Discretionary Housing Payments (DHPs) remain available for those people who are eligible and who require housing support. Local authorities can add further funds if they need to do so and will have freedom and flexibility on how they deploy the funds. A further £8m was allocated to DHPs to support people financially affected by COVID-19 to sustain their tenancies. The UK Government also raised the Local Housing Allowance rates to the 30th percentile to support tenants in the private rented sector.

Finally, as discussed above, we are providing increased funding for advice services to provide support to people affected by poverty and welfare reforms, helping everyone in Scotland who is struggling financially at this time.

Recommendation 2: Consistent robust equalities impacts analysis must be carried out when developing social security policy responses to COVID-19.

In line with our principle of dignity and respect, quality equality impact assessments must sit at the heart of social security policy. Indeed, in the very early period of the pandemic in Scotland, I highlighted to my officials that full and proper consideration of equalities in responding to the pandemic was an even higher priority than in non-crisis times.

As explained above, there are a number of reasons why the Coronavirus Carer’s Allowance Supplement was not paid to carers with underlying entitlement to Carer’s Allowance.

However, I accept that it would have been right and proper to set this out clearly in the equalities impact assessment for the Coronavirus (Scotland) (no. 2) Act 2020. It is not enough to impact assess, it is also necessary to communicate the thinking in respect of equalities so that policies are well understood and can be effectively scrutinised. My officials will consider if more can be done in communicating the approach to and results of equalities impact assessing.

I am unable to comment on the impact assessments carried out by the UK Government on changes to reserved benefits. You will however have noted in the published equalities impact assessment on the Act that the indirect positive impact on disabled people of the Coronavirus Carer’s Allowance Supplement was part of considerations in making the payment.

Recommendation 4: The Scottish Government should consider how the DWP might be persuaded to make changes to the administration of disability benefits where this would improve access.

The DWP have put in place measures to assist with continued access to disability benefits during the pandemic. It has suspended face to face assessments for a period of time due to the current situation. They have put in place alternative arrangements including conducting assessments over the phone and carrying out paper based assessments. It is not clear how long these contingency measures will be in place for but we are engaging closely with DWP as they refine their plans.

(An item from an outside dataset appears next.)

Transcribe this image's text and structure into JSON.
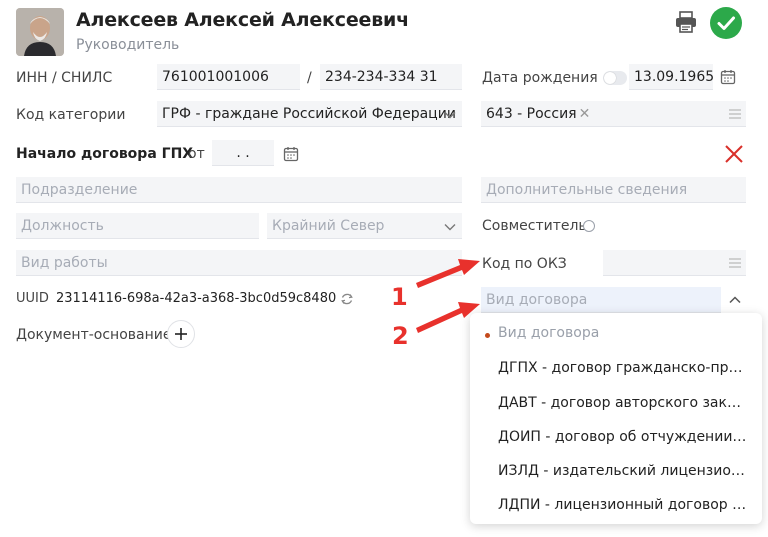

Our priority continues to be the safe and secure payment of benefits, and we are committed to providing the service people have told us they want and need as soon as it is practical to do so. This means working with DWP to ensure that Scottish clients continue to receive Disability Assistance and the financial support they are entitled to, and to provide certainty and security of payment in this uncertain time.

Once the immediate crisis has passed, DWP will deliver a business as usual service to Scottish clients. It is not clear what this will look like at this stage and we are engaging constructively with DWP to understand what that means for Scottish clients. We will continue to work with UK Ministers to make improvements and to ensure safeguards are in place for those who need them.


I hope this letter serves to exemplify the significant work the Government has put in to support the people of Scotland through this trying time. I must stress that all we have achieved has been done with reduced capacity and resources as a result of COVID-19. While there is no doubt there is more work to be done, we must be realistic about the resources we have available and set achievable goals.

As always my officials look forward to continuing to work with the Group and are happy to discuss any of these points in further detail.

Yours sincerely,

Shirley-Anne Somerville


T: 0300 244 4000
E: scottish.ministers@gov.scot

Back to top